University News

Gate will move to Andrews Hall

The renovated eatery is scheduled to be completed by January 2014

By
Senior Staff Writer
Thursday, February 14, 2013

The Gate will be relocated to Andrews Dining Hall and expanded into a new eatery and social space, said Richard Bova, senior associate dean of residential life and dining services. Construction is scheduled to begin in June, with an estimated completion date of January 2014.

There is “a lack of space on campus where students can meet, talk with classmates and eat at the same time,” Bova said, adding that the Gate is limited in its seating capacity and food offerings because of its current size.

The new Andrews Dining Commons will serve as an eatery, as well as a study and meeting area for students.

“We are currently looking at an area with about 200 plus seats,” Bova said.

The construction project will eliminate the wall currently separating the kitchen from the main area to create an expansive space where students can see the activity in the kitchen, Bova said.

“We are utilizing a lot of glass so students will enjoy the openness of the space,” he said, adding that it will retain its 15 to 18 foot ceilings. Other features will include new seminar classrooms and access from Andrews Commons to a new 24-hour study center.

“If you think about mushing several floors of (Faunce House) together, this will be the aim up on Pembroke,” said MaryLou McMillan ’85, senior director for planning and projects

The new eatery will “give students a sense that there is housing, food, congregating space and a whole personality to Pembroke,” said McMillan, who lived on Pembroke Campus for three years while she was a student. Bova said in addition to the Miller, Metcalf and Andrews renovations, the new eatery will help “to anchor Pembroke” and provide a “great tribute and opportunity for Pembroke students.”

Andrews Dining Commons will retain the current Gate’s menu — including pizza and panini sandwiches — but will offer expanded options, Bova said. He said he anticipates the space will remain open on weekends and until late at night to maximize student use. In the future “we will be meeting with students to refine the menu and hours of operation,” Bova said.

Elodi Healy ’16 said she has a “Gate crew” with whom she visits the eatery almost every night. She said she enjoys the “pretty good food,” large seating area and convenient location near her dorm.“I just don’t want to lose a place to hang out,” she said.

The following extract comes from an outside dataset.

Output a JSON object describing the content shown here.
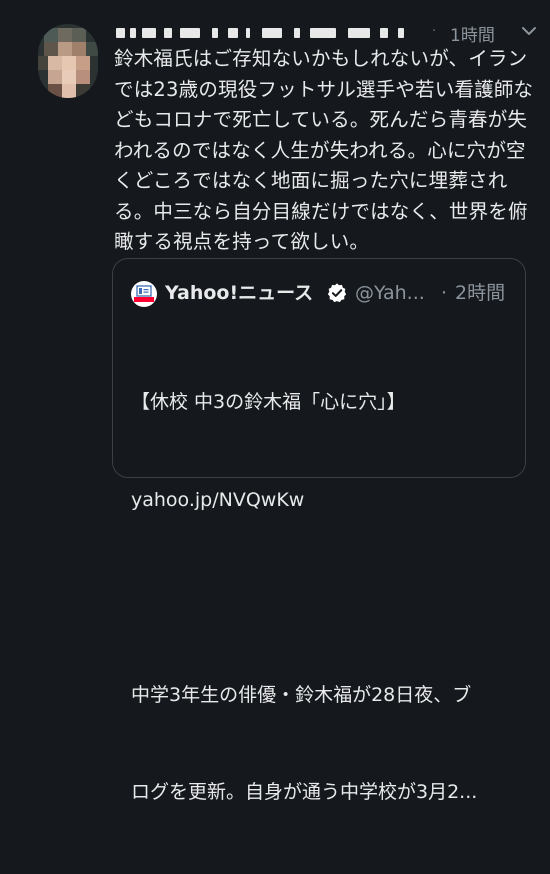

Ian Garrity ’16 lives on Pembroke Campus and works for Brown University Dining Services at the Gate.

“The Gate really cements the community, especially on weekends because the (Verney-Woolley Dining Hall)isn’t open,” he said. Garrity said he hopes the new space will continue to serve “as a resource (in which) to work and make money,” he said. “The Gate is a wonderful place to work and I hope the University works on retaining that.”

Student staff size is unlikely to decrease — “If anything (the Andrews Dining Commons) will require new folks to support it,” he said, adding that the Blue Room serves almost three times the volume of food today as the eatery did before renovations.

“From the way it sounds, the new eatery could be very swanky,” Garrity said. “It’s going to be a different Gate.”

  • Anonymous

    For crying out loud. Completely, one hundred percent unnecessary.

    Did anyone think to ask how much this would cost?

    • Nick

      Unnecessary, but potentially beneficial, like most renovations and improvements.

  • ’13

    This one I really don’t understand. First of all, the Gate is fine. They just redid it about two years ago. Now they want to pick it up and move it somewhere else?

    Second, Andrews Dining Hall is actually used for (important) functions. I find it hard to imagine it will be able to serve the same purpose once there is a student space in there.

    Third, look at Wriston, Grad Centre, and Minden. Those buildings are all in complete disrepair –– couldn’t Brown do us a favour and actually renovate those spaces rather than postponing them to nebulous dates?

    Fourth, cost. Look, our tuition just went up 4% for next year. We’re at risk of losing a good amount of federal financial aid. Why, Brown, why?

  • Eric Muller

    Next you’ll tell me that they’re planning to rename West Quad.

  • A Good Move!

    1) It’s not a comparatively costly renovation and seems to make planning sense.

    2) Once Miller & Metcalf are established as a 1st year community, the university can look to demolish and rebuild on the site of all or part of the Emery/Woolley/Morris/Champlin complex.

    3) Brown’s tuition + fees + cost of living expenses are in line with her peers. (The market determines what is bearable. Spending on capital projects doesn’t directly increase tuition, just as having an enormous endowment doesn’t directly reduce tuition.)